Entries provided »
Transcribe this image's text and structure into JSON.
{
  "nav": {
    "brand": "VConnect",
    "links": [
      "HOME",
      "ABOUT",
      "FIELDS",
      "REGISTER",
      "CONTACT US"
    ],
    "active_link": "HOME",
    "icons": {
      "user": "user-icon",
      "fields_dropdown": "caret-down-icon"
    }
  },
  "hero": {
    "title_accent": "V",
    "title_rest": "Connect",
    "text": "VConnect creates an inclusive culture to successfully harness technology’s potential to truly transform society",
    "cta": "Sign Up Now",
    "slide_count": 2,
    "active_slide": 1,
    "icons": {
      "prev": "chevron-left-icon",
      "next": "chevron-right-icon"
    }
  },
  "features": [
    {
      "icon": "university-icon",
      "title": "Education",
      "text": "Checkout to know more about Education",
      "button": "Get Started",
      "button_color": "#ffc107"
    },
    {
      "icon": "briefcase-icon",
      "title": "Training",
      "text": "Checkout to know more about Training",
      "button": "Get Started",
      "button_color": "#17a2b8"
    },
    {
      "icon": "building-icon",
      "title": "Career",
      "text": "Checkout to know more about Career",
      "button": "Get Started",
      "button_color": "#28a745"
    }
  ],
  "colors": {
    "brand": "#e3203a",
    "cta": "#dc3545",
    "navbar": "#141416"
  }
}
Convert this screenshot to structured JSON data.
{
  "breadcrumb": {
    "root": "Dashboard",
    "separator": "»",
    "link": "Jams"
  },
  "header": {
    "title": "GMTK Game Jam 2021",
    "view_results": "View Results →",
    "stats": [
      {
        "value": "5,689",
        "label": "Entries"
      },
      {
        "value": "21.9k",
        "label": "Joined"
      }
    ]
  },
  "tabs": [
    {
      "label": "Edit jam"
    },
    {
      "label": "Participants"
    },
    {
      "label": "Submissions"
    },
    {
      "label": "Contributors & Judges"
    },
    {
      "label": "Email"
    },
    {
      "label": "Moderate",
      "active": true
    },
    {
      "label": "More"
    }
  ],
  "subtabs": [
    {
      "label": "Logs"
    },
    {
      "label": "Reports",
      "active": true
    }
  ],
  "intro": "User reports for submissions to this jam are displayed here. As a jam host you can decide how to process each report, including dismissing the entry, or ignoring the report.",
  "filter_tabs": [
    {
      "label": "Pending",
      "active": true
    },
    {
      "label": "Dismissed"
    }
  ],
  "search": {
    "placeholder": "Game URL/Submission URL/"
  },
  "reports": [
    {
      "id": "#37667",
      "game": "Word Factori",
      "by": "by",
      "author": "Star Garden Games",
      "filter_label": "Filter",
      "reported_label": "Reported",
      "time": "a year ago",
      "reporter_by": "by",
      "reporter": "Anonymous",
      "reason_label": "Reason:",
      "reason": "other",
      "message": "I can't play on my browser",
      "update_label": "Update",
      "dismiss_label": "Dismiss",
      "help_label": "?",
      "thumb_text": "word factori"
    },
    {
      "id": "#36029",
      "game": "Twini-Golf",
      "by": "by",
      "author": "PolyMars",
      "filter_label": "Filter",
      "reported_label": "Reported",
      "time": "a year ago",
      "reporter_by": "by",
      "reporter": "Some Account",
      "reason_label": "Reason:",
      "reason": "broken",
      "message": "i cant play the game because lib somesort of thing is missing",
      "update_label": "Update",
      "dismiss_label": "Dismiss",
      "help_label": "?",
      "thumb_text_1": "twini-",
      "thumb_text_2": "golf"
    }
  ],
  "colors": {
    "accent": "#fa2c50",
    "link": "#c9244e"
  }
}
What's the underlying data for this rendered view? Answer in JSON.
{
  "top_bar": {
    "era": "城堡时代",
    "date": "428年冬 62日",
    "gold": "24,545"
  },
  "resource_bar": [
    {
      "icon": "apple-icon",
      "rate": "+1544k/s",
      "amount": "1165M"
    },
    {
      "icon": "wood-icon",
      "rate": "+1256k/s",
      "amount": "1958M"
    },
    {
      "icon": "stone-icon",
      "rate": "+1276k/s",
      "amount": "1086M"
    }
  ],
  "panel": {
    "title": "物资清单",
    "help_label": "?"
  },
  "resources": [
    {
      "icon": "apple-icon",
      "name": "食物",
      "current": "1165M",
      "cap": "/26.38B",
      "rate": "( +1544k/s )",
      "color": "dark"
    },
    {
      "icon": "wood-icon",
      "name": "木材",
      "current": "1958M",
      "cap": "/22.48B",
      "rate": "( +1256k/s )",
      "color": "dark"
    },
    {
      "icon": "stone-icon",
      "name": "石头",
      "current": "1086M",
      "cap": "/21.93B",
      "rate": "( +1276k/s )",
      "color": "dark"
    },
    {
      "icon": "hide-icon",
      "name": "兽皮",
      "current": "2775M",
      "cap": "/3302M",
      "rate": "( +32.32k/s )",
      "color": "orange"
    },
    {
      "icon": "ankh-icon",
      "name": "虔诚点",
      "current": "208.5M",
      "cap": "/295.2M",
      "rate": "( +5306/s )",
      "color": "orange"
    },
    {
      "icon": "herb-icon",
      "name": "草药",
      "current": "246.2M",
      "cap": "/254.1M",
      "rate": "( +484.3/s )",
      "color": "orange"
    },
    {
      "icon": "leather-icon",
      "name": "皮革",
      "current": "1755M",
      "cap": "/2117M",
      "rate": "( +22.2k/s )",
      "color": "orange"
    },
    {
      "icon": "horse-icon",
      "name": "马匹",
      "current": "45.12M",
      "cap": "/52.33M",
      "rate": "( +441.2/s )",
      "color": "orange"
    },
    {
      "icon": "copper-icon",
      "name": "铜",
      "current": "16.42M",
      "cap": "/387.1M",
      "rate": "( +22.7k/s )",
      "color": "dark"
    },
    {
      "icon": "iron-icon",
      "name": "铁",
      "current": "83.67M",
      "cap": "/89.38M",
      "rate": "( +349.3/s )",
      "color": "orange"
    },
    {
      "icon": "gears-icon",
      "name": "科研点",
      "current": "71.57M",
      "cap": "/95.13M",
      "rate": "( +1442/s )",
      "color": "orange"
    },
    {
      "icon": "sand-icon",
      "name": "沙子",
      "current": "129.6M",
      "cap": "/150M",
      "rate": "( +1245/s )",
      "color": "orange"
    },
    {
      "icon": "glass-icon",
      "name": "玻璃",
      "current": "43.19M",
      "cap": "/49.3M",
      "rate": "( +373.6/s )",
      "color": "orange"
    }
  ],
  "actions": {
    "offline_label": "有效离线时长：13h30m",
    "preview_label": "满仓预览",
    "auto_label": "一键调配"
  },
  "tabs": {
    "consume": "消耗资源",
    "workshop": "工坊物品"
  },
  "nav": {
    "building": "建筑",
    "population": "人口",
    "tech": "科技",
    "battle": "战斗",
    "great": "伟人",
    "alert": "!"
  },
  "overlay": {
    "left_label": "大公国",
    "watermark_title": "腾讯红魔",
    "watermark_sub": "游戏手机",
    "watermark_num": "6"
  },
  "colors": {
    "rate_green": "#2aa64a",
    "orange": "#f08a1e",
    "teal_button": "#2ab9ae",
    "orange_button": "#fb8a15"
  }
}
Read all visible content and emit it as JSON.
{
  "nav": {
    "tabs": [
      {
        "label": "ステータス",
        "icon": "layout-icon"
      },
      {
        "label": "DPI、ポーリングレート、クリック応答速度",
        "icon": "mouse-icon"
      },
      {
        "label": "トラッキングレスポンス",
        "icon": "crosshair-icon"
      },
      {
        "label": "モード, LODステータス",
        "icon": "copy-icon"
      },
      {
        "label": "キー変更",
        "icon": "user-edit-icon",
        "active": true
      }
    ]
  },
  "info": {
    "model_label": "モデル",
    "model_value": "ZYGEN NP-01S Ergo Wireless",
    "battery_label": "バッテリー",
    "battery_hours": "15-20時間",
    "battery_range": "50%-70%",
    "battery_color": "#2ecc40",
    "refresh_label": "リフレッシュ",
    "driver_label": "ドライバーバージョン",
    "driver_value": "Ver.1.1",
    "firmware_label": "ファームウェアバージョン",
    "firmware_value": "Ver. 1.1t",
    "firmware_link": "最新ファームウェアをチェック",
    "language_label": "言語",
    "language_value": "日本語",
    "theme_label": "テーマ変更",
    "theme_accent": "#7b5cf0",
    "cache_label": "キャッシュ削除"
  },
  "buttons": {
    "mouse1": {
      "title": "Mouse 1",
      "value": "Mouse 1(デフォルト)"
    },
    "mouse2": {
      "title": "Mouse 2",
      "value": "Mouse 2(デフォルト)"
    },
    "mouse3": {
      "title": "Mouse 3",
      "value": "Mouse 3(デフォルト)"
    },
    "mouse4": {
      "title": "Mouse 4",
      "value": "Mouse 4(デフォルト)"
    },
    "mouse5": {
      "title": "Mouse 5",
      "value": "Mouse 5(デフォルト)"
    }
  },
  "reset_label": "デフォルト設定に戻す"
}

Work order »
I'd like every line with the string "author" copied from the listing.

Answer for this exercise »
      "author": "Star Garden Games",
      "author": "PolyMars",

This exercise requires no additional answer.